The Sixers provided another update Thursday night on Joel Embiid's all-important left knee.
A team official said that an MRI following the Sixers' loss Tuesday to the Warriors and further evaluation over the last 24 hours "revealed an injury to the lateral meniscus" of Embiid's knee.
According to the official, "Embiid, in consultation with the 76ers medical staff and several leading specialists, will be out through the weekend while a treatment plan is finalized."
Stay in the game with the latest updates on your beloved Philadelphia sports teams! Sign up here for our All Access Daily newsletter.
ESPN's Adrian Wojnarowski reported that there's "still uncertainty" about how the Sixers will treat Embiid's injury.
Thursday night's game against the Jazz will be the 13th on the sidelines for Embiid this season.

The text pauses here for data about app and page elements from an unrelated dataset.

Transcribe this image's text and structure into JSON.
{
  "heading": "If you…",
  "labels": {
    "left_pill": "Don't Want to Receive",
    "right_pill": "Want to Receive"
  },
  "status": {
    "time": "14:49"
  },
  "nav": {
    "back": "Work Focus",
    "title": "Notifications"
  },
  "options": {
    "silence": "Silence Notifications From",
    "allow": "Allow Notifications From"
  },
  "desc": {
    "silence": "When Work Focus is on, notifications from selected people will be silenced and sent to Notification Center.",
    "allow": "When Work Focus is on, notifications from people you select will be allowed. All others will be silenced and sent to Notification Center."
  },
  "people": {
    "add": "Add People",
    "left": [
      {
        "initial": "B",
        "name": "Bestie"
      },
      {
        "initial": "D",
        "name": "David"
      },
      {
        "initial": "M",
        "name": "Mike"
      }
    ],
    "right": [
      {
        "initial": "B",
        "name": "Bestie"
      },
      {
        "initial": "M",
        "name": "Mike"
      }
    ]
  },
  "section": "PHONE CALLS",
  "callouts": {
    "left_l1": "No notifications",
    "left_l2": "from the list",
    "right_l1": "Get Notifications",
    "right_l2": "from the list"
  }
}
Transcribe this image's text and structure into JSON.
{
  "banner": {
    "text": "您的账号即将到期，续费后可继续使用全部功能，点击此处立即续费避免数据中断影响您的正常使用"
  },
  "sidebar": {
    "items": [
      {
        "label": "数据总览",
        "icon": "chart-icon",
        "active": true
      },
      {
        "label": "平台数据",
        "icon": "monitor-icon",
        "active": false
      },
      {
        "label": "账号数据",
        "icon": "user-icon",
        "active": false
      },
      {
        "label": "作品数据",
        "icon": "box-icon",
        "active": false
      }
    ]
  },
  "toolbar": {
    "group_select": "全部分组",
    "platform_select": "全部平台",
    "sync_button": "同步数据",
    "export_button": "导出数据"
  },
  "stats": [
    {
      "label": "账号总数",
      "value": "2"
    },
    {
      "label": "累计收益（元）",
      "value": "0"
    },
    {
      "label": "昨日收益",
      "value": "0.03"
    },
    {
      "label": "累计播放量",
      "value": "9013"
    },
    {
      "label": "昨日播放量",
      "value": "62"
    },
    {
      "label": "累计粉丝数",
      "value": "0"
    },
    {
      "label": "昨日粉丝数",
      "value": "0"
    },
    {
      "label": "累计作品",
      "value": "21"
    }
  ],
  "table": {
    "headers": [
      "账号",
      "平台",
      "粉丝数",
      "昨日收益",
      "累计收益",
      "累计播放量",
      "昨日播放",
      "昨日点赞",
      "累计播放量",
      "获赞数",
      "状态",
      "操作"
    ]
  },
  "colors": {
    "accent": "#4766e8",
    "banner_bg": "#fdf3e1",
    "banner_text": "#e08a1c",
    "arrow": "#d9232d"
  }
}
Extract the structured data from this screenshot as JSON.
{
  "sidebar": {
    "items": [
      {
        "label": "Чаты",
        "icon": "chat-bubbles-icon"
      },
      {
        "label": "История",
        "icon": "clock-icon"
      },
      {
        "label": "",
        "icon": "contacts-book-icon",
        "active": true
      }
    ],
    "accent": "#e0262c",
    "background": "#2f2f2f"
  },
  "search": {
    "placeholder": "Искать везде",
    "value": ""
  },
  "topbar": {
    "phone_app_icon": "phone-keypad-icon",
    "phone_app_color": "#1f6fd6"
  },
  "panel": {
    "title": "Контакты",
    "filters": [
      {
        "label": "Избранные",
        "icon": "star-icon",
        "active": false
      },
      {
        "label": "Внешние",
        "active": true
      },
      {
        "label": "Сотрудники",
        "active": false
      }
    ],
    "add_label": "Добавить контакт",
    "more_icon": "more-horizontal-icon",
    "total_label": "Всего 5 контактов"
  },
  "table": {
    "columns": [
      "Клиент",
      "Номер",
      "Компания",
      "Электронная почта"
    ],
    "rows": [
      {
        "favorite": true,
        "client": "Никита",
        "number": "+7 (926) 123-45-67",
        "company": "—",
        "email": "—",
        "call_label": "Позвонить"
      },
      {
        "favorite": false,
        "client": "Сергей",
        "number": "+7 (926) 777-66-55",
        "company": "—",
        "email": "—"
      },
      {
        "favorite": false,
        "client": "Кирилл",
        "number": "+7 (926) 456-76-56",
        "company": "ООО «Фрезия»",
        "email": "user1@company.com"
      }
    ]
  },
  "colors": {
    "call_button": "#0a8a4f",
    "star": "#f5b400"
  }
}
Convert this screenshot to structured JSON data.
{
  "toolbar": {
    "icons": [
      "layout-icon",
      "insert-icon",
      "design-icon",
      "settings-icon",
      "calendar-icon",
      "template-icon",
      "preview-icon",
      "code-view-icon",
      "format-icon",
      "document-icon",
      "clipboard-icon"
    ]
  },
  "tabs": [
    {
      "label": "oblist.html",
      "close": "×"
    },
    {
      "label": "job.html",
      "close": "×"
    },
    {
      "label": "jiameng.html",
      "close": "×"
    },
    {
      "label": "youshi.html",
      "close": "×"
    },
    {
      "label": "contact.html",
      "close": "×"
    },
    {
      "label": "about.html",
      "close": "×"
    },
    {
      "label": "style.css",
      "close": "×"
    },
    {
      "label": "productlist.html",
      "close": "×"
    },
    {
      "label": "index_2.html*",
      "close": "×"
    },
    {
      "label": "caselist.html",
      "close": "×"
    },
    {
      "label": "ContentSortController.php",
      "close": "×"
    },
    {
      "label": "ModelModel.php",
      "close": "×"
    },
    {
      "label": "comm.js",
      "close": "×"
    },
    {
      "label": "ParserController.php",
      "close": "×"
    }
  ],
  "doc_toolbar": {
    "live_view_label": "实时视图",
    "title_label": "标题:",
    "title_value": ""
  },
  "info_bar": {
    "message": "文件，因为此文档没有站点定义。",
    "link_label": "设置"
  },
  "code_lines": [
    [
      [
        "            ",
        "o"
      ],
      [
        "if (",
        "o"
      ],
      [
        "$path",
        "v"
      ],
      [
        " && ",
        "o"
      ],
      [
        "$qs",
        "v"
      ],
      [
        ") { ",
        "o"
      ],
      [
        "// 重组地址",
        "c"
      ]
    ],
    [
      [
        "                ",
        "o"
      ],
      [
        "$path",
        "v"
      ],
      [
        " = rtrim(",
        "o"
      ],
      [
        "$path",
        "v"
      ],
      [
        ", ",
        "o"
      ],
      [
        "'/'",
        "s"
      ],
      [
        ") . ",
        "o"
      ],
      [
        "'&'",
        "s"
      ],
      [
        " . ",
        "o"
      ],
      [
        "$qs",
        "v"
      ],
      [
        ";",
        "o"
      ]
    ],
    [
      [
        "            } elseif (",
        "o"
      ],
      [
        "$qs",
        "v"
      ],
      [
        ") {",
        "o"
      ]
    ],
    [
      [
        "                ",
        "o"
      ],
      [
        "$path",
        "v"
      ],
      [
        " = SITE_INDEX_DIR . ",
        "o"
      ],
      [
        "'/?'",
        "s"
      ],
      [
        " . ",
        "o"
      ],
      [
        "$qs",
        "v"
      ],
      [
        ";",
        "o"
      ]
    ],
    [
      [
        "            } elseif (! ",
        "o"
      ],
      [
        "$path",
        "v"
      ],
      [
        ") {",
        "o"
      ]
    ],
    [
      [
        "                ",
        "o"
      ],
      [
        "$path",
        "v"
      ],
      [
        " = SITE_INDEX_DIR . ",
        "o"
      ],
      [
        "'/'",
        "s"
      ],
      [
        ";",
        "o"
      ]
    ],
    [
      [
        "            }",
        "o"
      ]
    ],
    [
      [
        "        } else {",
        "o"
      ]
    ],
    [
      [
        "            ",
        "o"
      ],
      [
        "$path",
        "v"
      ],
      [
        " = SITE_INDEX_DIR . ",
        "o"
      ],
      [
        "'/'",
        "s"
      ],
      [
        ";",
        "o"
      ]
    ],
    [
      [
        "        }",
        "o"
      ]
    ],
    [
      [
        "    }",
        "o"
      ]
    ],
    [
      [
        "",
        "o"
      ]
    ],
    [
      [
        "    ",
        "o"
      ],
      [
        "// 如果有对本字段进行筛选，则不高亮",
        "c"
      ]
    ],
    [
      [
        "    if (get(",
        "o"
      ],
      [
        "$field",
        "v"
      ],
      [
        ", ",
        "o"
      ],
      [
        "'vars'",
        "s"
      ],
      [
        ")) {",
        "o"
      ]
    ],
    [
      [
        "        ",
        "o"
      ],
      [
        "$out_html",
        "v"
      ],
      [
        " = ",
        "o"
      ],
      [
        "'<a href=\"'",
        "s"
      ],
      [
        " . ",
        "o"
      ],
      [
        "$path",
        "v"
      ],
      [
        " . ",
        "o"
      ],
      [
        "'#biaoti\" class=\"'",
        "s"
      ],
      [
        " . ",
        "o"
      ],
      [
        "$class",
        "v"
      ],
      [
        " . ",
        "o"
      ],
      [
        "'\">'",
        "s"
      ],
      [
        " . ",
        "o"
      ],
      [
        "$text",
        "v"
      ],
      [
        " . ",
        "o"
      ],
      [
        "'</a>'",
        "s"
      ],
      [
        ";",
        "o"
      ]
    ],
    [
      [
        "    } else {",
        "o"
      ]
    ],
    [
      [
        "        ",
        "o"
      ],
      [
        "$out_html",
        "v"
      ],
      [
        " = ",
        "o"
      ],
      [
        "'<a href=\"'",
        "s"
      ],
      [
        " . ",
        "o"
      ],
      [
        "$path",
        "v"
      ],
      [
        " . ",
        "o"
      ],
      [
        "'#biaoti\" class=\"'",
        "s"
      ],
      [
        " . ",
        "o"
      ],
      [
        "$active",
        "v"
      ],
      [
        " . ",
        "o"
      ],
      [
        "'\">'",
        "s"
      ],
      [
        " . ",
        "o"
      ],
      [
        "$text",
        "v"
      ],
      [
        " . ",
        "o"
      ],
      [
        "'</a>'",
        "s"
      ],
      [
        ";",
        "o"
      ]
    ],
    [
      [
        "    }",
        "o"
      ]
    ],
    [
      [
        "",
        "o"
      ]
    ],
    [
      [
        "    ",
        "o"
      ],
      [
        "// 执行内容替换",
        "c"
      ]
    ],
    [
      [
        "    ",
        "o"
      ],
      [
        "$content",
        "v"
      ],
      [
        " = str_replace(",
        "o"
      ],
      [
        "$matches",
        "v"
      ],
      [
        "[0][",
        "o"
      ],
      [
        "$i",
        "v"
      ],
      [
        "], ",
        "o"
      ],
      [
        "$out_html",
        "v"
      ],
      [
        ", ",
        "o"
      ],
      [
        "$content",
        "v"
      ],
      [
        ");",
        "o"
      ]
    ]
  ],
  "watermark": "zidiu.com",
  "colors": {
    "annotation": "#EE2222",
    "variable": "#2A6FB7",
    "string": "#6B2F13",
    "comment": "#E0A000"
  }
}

Though he returned from a two-game absence with left knee soreness Tuesday to face Golden State, Embiid was clearly hampered throughout the night and not near his normal level physically.
Jonathan Kuminga fell on Embiid's knee in the fourth quarter during a scramble for a loose ball and the reigning MVP limped back to the locker room.
After facing Utah, the Sixers will have three games left before the NBA trade deadline and seven remaining before the All-Star break.
Embiid, who's averaged an NBA-best 35.3 points, 11.3 rebounds and 5.7 assists, is as irreplaceable as any player in the league. The Sixers’ game plans without him have generally featured Paul Reed starts, varied defenses, and heightened offensive responsibility for first-time All-Star Tyrese Maxey and Tobias Harris.
“When we’re at our best, Joel’s for sure involved at the defensive end as well,” Sixers head coach Nick Nurse said on Jan. 10. “I know he puts up all these numbers, but you guys (from) Philly know how good of a defender he is as well — in many ways, not just as a sit back in the paint and protect the rim guy. No, he quarterbacks. He directs. He’s got feet; he can build a wall high out there at the point of attack. He can blitz some out there. He can switch ... all that stuff.
“So it does change a little bit. I think what it changes mostly is what can we do to run the right schemes, what coverages are we in, and who’s matched up with who? How can we get the pieces in the right place?”
Until there’s more definitive word on Embiid’s knee, Nurse and the Sixers will try to answer those sorts of challenging questions one game at a time.